    Chapter 5: Six dimensions of religion

    Dimensions of religion

    The dimensions of religion, religious hatred and the problem of evil

    Chapter 6: The identity dimension

    Religion and identity

    Conflicting religious identities and the idea of the "Other"

    The narcissism of small differences

    The Persona, the Shadow and the Other

    Chapter 7: The doctrine and practice dimension

    Religious doctrine and the Golem Effect


    Fundamentalism, hatred and violence

    The psychology of fundamentalist doctrine and practice

    Groups and group practices

    Fundamentalism as a form of cultural complex

    Chapter 8: The emotional and experiential dimension

    The missing dimension

    Marks of religious experience

    Emotions and religious experience

    The psychology of religious experience

    Religious hatred and the Divided Self

    Healing the Divided Self

    Religious hatred as the failure to individuate

    Hatred and the Self

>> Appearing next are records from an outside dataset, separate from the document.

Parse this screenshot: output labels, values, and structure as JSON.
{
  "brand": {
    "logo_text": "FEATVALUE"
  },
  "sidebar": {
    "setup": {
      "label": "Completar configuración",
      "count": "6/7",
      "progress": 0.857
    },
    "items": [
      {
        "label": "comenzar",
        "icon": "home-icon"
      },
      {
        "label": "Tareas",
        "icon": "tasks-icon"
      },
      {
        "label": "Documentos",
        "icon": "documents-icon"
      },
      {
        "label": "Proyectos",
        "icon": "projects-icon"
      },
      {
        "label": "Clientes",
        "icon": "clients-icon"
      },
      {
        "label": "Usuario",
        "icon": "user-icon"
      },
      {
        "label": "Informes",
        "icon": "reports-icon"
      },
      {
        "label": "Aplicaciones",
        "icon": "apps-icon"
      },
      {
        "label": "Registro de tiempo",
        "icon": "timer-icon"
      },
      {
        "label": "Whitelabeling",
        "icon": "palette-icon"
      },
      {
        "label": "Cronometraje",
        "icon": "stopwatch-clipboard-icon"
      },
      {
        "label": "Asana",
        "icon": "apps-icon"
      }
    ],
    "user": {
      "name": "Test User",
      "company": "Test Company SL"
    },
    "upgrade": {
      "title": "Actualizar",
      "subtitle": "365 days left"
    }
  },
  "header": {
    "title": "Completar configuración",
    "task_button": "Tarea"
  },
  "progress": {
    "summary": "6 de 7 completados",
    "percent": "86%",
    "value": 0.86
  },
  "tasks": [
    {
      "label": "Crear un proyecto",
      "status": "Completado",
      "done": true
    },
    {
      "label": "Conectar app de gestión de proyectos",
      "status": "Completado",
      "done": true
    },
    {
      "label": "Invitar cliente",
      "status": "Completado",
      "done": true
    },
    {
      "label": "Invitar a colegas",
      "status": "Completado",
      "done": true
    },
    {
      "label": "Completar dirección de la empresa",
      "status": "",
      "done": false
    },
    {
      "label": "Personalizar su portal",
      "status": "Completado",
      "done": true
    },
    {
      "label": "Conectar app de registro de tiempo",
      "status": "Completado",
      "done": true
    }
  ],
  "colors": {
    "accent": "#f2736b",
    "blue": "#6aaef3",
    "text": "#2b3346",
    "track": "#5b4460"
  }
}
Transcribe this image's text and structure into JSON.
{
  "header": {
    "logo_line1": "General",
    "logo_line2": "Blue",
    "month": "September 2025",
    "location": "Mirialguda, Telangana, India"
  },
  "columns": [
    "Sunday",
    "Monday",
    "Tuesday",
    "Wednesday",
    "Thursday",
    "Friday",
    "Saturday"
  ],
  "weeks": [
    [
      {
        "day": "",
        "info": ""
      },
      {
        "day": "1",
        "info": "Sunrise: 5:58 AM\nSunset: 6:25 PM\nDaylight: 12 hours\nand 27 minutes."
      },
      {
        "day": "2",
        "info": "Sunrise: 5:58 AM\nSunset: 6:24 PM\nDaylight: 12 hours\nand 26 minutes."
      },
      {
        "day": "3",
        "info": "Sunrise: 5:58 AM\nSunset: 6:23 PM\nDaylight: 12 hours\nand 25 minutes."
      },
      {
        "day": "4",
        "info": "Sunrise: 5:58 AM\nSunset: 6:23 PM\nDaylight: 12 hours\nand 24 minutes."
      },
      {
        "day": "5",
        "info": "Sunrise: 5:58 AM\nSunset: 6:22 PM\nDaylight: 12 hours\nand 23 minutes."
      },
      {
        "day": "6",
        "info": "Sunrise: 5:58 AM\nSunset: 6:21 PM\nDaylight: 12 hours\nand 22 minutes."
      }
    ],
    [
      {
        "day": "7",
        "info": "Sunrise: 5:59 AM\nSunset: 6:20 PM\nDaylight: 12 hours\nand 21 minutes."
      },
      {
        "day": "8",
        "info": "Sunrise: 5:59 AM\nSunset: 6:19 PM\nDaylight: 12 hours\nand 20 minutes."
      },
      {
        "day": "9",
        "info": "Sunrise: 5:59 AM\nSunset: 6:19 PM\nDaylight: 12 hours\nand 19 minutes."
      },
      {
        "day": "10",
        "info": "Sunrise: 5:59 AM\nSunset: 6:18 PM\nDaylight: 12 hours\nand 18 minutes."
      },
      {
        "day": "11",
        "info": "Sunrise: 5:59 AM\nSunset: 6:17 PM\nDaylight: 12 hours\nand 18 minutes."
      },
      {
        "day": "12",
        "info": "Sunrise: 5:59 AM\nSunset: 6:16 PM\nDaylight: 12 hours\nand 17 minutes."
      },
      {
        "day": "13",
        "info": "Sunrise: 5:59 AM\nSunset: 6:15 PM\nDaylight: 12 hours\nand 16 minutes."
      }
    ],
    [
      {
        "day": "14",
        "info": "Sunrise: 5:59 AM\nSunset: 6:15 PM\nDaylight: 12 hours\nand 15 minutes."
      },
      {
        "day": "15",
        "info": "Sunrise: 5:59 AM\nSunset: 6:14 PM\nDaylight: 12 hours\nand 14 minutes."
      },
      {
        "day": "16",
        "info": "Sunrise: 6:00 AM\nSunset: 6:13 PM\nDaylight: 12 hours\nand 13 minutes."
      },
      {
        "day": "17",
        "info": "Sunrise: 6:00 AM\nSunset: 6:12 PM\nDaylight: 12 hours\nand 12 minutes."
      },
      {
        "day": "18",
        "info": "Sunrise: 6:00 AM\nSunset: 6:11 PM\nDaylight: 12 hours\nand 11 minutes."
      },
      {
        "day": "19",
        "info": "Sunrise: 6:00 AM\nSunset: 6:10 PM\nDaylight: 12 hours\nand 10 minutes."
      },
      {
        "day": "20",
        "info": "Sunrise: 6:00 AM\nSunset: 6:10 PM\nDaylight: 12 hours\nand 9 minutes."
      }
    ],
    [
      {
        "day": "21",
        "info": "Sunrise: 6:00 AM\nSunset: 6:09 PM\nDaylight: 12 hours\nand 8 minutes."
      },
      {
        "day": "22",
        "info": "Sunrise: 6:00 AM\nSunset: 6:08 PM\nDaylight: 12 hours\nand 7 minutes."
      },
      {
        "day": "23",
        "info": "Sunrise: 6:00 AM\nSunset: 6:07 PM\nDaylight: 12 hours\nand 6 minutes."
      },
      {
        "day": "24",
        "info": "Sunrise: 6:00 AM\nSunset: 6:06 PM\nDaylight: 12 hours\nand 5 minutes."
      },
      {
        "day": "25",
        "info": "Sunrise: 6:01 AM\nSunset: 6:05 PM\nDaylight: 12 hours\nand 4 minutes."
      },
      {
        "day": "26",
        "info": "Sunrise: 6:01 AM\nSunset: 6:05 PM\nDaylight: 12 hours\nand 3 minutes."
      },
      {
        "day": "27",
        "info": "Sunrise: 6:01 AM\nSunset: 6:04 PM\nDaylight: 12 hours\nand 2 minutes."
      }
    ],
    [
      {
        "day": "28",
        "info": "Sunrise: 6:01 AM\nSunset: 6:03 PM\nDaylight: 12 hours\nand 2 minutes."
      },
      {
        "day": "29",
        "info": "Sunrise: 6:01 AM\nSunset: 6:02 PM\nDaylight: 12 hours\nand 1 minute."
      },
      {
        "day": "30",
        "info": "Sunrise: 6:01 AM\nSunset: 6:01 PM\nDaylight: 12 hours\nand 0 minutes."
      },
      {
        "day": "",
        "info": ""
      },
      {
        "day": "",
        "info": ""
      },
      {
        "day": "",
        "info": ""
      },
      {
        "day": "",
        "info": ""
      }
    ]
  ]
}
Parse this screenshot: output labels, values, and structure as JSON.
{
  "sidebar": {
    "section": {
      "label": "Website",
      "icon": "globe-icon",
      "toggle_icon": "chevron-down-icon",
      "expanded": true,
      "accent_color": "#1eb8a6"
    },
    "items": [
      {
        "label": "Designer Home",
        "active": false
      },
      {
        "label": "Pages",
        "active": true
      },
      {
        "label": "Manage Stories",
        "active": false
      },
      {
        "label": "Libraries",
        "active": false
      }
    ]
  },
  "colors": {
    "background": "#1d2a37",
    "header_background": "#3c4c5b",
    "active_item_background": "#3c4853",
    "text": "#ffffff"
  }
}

    Chapter 9: The mythological dimension

    Approaching mythology

    Social impacts of myth

    Impacts of myth on individuals

    Mythology and religious hatred

    Modern myths

    Cosmic wars

    When myth leads to martyrdom

    The psychology of Armageddon

    Mythmaking and scapegoating

    Chapter 10: The sacred values dimension

    The nature of sacred values

    Sacred values and personal motivation

    Valuing sacred values

    Pseudo-sacred values

    Secular values that turn sacred

    Sacred values and religious hatred

    Sacred values and uncertainty

    Chapter 11: The power and control dimension

    The impetus to control

    Constraints as control

    Compensatory control

    Terror Management Theory

    From control to paranoia

    Control through clericalism

    Evolution of religious control


    PART 4: Working through religious hatred

    Chapter 12: The search for answers

    Understanding religion

    Appreciating the emotional and unconscious

    Beyond dialogue

    Re-framing religious hatred as a psychospiritual problem

    Incorporating the transcendent function

    The practicalities of conflict resolution: dialogue and diapraxis

    Diapraxis: process and structures

    Using the dimensions of religion as a structure for dialogue and diapraxis





    Andrew Floyer Acland, PhD, has been an independent mediator and facilitator of dialogue in situations of conflict, most of them involving issues of beliefs and values, for over 30 years. Based in the UK, he has worked nationally and internationally with governments, businesses and civil society groups.

    'It is a unique publication and it fills an important practical and theoretical gap in the existing literature … It is innovative and refreshing that the author integrates psychodynamic perspectives into the work – this is an important lacuna in the literature. The work fills a gap by approaching the question of religious hatred and conflict with religious dimensions from multiple different conceptual angles, many of which are much neglected in the field.' - David Leech, Senior Lecturer, Dept of Religion and Theology, University of Bristol, UK